TASK BRIEF: What is needed is every line of the material that contains "access".

DATA SHOWN:
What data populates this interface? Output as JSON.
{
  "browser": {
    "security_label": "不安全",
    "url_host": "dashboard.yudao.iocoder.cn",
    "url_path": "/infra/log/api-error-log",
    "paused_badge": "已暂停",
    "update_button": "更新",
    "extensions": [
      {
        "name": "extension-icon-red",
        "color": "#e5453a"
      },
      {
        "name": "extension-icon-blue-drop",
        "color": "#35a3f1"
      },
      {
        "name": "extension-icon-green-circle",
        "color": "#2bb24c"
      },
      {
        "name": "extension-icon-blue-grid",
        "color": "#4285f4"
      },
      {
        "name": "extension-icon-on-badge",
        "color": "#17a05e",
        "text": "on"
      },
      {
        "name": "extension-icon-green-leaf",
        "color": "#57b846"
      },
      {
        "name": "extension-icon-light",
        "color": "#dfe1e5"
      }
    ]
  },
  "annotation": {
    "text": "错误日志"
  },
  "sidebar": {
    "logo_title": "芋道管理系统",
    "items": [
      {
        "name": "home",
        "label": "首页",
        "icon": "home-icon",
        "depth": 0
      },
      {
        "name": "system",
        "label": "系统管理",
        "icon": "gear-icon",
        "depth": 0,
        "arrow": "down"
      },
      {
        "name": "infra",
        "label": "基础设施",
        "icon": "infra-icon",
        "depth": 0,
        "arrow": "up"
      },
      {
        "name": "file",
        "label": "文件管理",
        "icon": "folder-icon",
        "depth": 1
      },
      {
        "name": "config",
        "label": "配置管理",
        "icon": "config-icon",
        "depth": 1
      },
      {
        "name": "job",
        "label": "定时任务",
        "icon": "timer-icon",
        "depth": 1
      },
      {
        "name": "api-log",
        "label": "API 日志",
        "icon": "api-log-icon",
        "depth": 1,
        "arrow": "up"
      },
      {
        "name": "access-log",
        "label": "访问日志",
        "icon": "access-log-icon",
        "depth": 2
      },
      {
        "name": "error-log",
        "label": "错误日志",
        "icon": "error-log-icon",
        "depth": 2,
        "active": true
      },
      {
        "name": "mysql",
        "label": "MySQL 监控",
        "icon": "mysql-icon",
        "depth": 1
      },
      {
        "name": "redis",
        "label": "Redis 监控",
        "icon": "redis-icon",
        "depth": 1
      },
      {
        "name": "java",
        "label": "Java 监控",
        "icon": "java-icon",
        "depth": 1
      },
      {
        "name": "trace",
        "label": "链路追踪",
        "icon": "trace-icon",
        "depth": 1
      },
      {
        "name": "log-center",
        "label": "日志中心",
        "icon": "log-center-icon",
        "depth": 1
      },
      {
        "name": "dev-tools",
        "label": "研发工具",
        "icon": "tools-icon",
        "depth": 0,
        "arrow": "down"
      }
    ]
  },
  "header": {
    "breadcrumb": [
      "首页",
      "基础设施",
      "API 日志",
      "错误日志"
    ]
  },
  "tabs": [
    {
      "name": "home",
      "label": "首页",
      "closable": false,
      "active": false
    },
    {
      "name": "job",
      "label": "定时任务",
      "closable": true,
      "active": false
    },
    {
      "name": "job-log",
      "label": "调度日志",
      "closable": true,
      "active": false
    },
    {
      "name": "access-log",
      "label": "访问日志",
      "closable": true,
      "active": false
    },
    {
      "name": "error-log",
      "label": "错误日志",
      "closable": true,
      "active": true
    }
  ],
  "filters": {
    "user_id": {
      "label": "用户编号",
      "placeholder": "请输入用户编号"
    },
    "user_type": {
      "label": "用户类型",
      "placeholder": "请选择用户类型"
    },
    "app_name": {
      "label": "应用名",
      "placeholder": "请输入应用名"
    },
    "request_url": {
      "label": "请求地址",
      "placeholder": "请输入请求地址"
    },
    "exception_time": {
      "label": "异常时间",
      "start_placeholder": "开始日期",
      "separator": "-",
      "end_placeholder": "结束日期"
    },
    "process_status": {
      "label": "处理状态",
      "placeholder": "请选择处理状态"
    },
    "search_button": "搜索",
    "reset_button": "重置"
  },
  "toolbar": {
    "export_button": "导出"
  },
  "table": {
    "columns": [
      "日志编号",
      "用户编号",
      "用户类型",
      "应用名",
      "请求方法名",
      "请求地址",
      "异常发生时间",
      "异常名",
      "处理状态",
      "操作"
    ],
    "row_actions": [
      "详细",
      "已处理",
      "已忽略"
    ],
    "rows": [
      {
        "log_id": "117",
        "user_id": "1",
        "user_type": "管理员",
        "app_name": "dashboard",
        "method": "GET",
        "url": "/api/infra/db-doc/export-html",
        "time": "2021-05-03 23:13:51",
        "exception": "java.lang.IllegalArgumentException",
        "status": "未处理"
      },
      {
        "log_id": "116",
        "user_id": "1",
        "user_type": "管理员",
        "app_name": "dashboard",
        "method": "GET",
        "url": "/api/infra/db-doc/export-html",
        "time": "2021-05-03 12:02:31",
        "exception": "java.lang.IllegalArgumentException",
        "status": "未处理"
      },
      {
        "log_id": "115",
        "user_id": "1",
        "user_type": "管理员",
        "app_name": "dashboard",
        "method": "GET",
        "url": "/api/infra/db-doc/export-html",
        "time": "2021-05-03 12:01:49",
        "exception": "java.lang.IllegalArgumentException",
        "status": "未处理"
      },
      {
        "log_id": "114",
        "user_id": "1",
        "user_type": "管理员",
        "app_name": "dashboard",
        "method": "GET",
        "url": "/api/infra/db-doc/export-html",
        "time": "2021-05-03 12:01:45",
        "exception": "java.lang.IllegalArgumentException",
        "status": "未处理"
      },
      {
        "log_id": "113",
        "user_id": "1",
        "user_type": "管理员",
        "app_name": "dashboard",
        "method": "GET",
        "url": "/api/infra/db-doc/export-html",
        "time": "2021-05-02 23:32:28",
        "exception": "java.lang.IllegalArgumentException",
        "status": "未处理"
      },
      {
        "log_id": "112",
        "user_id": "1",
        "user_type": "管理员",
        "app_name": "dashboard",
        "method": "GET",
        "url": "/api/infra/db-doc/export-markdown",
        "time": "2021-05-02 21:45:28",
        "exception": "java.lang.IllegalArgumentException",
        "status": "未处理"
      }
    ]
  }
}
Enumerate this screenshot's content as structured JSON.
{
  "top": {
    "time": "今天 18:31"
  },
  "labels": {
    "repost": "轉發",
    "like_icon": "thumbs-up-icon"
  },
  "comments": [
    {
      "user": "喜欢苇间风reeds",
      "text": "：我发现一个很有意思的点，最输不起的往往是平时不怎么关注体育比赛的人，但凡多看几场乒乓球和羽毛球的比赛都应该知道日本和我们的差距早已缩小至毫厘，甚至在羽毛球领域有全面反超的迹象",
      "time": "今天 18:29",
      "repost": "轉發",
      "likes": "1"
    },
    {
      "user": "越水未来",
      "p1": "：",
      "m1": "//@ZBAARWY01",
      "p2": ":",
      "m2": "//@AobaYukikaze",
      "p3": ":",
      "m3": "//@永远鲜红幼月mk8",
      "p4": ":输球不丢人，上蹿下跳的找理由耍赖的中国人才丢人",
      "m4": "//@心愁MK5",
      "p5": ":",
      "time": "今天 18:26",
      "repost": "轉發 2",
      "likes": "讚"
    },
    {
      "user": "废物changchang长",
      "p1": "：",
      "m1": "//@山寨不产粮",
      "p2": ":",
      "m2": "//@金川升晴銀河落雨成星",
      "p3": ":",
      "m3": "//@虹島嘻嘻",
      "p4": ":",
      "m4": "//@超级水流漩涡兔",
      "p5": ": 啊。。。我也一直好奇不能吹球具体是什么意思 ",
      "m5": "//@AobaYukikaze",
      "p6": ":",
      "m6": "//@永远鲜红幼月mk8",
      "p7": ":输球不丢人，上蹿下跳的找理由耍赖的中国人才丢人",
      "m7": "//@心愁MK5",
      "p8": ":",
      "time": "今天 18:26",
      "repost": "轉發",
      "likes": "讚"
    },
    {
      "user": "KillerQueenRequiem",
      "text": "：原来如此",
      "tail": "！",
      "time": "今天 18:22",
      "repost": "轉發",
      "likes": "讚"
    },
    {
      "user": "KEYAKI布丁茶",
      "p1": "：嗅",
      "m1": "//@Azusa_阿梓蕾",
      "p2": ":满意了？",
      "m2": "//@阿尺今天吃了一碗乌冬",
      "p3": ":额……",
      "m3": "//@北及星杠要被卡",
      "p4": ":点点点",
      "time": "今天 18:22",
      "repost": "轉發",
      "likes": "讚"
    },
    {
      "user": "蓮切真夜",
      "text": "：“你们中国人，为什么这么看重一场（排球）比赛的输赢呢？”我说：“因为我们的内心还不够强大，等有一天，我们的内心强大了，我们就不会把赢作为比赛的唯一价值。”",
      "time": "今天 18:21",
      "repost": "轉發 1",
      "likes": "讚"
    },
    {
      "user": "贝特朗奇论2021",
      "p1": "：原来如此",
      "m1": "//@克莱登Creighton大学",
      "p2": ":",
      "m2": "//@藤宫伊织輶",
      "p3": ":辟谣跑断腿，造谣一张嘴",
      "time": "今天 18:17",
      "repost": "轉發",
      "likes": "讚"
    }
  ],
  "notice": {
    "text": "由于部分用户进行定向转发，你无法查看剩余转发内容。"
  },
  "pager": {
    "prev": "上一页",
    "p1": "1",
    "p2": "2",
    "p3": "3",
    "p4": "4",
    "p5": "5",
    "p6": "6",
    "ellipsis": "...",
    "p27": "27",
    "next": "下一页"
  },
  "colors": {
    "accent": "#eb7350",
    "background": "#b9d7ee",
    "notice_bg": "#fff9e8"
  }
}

THE COMPLETED TASK:
        "name": "access-log",
        "icon": "access-log-icon",
      "name": "access-log",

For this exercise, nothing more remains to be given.